Each year, the Brussels literary house Passa Porta organises a festival that is resolutely international in its remit. The 2015 edition is no exception, with a bevy of contemporary writers ready to share their works and thoughts. The majority of events are in English, Dutch and French, while other languages, such as Arabic, Spanish and Turkish, also make an appearance.
Among the authors taking to the stage, are JMG Le Clézio, David Van Reybrouck, Nancy Huston, Fatima Sharafeddine, Luanda Casella, Joke Hermsen, Kathy Mathys, Michel Faber, Tom Lanoye and Jenny Offill. Guest of honour is British writer Ian McKewan (pictured), talking about his latest novel The Children Act at Bozar on March 29. The festival offers a smorgasbord of events, from readings of bedtime stories, short stories and poetry, plus literary walks, children’s activities, screenings, performances, concerts and talks.
Bozar’s flagship exhibition for spring is Sultan’s World, exploring the art of the Ottoman Empire between 1453 and 1606 (pictured). It focuses on the influence of the empire on foreign artists during this turbulent Renaissance period, including Dürer, Memling, Bellini and Le Tintoret. The show also looks into the image of the Turk, frequently filled with fear and prejudice. Consisting of some 160 works of art and objects gathered from around the world, the exhibition will later move to Krakow. It is part of an international project Ottomans and Europeans, reflecting on five centuries of cultural relations. Until May 31

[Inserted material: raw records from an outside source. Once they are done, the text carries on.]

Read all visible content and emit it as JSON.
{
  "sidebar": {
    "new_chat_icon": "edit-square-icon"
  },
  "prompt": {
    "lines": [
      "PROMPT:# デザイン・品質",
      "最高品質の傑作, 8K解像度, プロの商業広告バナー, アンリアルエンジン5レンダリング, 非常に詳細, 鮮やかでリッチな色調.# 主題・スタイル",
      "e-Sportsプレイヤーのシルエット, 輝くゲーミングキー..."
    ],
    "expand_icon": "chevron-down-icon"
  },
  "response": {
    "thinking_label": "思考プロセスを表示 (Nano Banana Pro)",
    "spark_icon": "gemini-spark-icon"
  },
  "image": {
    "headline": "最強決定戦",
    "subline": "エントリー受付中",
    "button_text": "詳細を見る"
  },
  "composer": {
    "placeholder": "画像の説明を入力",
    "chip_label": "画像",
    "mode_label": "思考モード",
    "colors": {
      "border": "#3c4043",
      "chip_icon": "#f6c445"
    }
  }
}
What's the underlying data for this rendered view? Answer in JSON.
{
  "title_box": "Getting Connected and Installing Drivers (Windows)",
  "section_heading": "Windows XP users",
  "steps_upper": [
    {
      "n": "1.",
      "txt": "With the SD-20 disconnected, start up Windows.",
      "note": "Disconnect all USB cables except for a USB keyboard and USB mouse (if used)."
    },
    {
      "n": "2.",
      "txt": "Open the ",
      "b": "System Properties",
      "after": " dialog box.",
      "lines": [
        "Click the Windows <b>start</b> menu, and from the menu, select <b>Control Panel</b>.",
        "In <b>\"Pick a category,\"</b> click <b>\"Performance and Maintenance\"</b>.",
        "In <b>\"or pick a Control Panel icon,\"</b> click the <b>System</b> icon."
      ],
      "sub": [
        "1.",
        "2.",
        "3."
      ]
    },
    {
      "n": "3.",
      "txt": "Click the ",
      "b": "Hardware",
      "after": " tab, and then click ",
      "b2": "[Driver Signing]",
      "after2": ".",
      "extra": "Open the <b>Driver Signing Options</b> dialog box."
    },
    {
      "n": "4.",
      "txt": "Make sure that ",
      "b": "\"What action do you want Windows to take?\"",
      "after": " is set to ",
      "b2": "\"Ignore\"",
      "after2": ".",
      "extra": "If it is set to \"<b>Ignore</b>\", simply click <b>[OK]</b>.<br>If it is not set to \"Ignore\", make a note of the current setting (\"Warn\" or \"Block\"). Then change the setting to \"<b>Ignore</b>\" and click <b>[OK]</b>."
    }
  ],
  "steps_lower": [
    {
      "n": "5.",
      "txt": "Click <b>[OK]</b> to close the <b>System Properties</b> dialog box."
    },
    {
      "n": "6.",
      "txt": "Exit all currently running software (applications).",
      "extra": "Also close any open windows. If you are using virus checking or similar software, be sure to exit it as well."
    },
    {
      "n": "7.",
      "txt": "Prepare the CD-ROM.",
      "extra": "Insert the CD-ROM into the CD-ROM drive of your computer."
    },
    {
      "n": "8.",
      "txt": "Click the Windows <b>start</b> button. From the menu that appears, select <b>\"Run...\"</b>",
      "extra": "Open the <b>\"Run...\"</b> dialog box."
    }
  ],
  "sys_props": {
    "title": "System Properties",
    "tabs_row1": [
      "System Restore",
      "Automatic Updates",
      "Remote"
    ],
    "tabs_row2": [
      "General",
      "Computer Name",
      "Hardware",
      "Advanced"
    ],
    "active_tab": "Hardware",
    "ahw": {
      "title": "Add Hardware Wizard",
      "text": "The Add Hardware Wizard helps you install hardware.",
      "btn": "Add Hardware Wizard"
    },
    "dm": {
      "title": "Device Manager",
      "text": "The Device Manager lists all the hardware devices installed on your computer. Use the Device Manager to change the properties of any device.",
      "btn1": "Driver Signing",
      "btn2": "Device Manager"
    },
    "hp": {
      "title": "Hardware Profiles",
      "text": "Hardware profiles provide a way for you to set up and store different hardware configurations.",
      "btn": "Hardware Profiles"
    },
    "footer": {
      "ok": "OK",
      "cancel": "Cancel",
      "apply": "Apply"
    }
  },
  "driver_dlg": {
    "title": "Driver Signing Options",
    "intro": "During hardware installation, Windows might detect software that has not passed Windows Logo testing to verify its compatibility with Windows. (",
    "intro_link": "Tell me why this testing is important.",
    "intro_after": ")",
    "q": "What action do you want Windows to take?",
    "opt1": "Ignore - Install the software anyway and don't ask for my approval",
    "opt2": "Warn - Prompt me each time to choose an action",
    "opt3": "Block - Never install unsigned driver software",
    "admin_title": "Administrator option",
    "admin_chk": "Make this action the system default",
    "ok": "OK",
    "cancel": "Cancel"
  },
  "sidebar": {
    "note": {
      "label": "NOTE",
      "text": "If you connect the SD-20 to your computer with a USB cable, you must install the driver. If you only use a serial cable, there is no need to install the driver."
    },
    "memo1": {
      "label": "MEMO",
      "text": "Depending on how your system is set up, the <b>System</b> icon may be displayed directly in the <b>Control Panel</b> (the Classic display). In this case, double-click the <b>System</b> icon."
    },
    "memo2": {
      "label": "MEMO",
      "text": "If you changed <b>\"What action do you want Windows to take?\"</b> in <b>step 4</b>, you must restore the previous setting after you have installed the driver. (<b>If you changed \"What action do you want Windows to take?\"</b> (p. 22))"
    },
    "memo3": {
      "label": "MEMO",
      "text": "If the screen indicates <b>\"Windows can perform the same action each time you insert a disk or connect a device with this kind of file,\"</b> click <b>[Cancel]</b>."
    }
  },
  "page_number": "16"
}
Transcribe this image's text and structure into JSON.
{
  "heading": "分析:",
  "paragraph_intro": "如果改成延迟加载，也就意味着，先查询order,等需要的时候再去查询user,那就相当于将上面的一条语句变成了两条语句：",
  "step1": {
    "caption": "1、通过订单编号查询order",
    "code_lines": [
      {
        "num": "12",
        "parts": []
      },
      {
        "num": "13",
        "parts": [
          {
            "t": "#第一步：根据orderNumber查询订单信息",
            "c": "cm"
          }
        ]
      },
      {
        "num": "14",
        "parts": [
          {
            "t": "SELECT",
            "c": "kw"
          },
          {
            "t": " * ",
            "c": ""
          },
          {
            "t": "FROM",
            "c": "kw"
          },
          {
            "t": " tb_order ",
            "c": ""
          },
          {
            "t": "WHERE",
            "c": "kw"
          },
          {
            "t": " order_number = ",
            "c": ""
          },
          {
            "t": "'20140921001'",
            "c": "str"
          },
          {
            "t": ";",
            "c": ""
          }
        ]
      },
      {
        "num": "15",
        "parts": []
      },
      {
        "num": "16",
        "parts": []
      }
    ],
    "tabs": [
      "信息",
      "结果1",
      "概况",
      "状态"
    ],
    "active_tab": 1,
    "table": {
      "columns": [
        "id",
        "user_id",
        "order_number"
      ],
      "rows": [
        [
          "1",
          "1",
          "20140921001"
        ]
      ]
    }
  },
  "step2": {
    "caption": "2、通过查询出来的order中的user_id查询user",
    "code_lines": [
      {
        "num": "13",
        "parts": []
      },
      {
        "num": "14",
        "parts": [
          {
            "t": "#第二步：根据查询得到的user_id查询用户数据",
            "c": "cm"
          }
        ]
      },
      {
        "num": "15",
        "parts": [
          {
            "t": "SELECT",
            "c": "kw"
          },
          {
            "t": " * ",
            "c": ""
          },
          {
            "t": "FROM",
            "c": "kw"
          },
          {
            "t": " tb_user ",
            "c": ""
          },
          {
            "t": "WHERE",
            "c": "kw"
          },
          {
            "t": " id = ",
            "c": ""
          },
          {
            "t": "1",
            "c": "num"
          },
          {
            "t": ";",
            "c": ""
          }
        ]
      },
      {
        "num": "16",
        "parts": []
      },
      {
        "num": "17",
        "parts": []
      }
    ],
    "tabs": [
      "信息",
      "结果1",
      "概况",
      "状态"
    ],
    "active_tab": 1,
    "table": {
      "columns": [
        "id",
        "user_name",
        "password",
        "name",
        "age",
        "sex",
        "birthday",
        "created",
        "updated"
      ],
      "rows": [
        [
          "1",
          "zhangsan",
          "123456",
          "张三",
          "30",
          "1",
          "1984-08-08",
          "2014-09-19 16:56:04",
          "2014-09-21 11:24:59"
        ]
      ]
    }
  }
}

Fine art and antiques fair Eurantica attracts an increasingly international audience. At Brussels Expo from 25 March to 3 April, the 30th edition is home to 120 Belgian and foreign dealers. Collectors will be spoilt for choice with objects from around the world, from antiquity to the modern period. The fair’s theme – the portrait – includes an exhibition of contemporary portraits by Brussels photographer Anne-Catherine Chevalier (pictured). And Eurantica also pays tribute to Brussels and the great artistic names that have passed through the city, including Pieter Brueghel the Elder, Fernand Khnoff, René Magritte, Constantin Meunier, as well as designers Victor Horta and Jules Wabbes, among others.
British environmental activist Tristram Stuart speaks to the international networking club Full Circle on 26 March. As one of the most outspoken international campaigners against the global food waste scandal, he is the winner of the international environmental award, the Sophie Prize 2011. His initiatives include Feeding the 5000, a consciousness-raising campaign where 5000 members of the public are given a free lunch using ingredients that would otherwise have gone to waste.
The activist is the author of The Bloodless Revolution (2006) and Waste: Uncovering the Global Food Scandal (2009). Stuart will address the Full Circle’s talking heads walking dinner on Waste Not, Want Not, from 19.00-22.30. The city-centre location will be announced a few days before the event.